_ACTION ITEM_
Retype each of the entries below exactly as written.

DATA SUPPLIED Block Start

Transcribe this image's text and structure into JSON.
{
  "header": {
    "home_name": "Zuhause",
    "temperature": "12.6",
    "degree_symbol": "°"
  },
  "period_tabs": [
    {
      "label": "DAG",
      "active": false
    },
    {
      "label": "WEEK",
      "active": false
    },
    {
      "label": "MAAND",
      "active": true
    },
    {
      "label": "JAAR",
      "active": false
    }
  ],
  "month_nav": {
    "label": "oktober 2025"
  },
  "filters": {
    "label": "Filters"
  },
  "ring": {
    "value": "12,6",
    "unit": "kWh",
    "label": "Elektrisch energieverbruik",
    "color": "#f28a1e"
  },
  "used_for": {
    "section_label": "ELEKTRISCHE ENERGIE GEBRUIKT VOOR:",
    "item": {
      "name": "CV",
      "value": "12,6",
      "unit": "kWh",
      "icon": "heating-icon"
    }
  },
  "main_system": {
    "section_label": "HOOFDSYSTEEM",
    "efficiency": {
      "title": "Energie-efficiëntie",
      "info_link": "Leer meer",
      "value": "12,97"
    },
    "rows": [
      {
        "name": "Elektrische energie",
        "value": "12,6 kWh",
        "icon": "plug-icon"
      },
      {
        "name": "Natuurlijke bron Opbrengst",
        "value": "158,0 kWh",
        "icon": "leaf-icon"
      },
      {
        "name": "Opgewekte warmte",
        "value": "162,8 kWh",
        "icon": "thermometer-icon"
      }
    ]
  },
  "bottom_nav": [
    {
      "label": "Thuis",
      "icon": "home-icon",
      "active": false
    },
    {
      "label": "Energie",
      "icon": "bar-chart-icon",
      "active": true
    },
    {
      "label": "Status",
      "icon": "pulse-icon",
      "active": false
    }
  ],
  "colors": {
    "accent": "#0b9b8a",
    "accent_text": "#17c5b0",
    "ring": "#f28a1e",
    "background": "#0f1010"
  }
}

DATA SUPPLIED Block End

_RESPONSE AREA_
Transcribe this image's text and structure into JSON.
{
  "header": {
    "home_name": "Zuhause",
    "temperature": "12.6",
    "degree_symbol": "°"
  },
  "period_tabs": [
    {
      "label": "DAG",
      "active": false
    },
    {
      "label": "WEEK",
      "active": false
    },
    {
      "label": "MAAND",
      "active": true
    },
    {
      "label": "JAAR",
      "active": false
    }
  ],
  "month_nav": {
    "label": "oktober 2025"
  },
  "filters": {
    "label": "Filters"
  },
  "ring": {
    "value": "12,6",
    "unit": "kWh",
    "label": "Elektrisch energieverbruik",
    "color": "#f28a1e"
  },
  "used_for": {
    "section_label": "ELEKTRISCHE ENERGIE GEBRUIKT VOOR:",
    "item": {
      "name": "CV",
      "value": "12,6",
      "unit": "kWh",
      "icon": "heating-icon"
    }
  },
  "main_system": {
    "section_label": "HOOFDSYSTEEM",
    "efficiency": {
      "title": "Energie-efficiëntie",
      "info_link": "Leer meer",
      "value": "12,97"
    },
    "rows": [
      {
        "name": "Elektrische energie",
        "value": "12,6 kWh",
        "icon": "plug-icon"
      },
      {
        "name": "Natuurlijke bron Opbrengst",
        "value": "158,0 kWh",
        "icon": "leaf-icon"
      },
      {
        "name": "Opgewekte warmte",
        "value": "162,8 kWh",
        "icon": "thermometer-icon"
      }
    ]
  },
  "bottom_nav": [
    {
      "label": "Thuis",
      "icon": "home-icon",
      "active": false
    },
    {
      "label": "Energie",
      "icon": "bar-chart-icon",
      "active": true
    },
    {
      "label": "Status",
      "icon": "pulse-icon",
      "active": false
    }
  ],
  "colors": {
    "accent": "#0b9b8a",
    "accent_text": "#17c5b0",
    "ring": "#f28a1e",
    "background": "#0f1010"
  }
}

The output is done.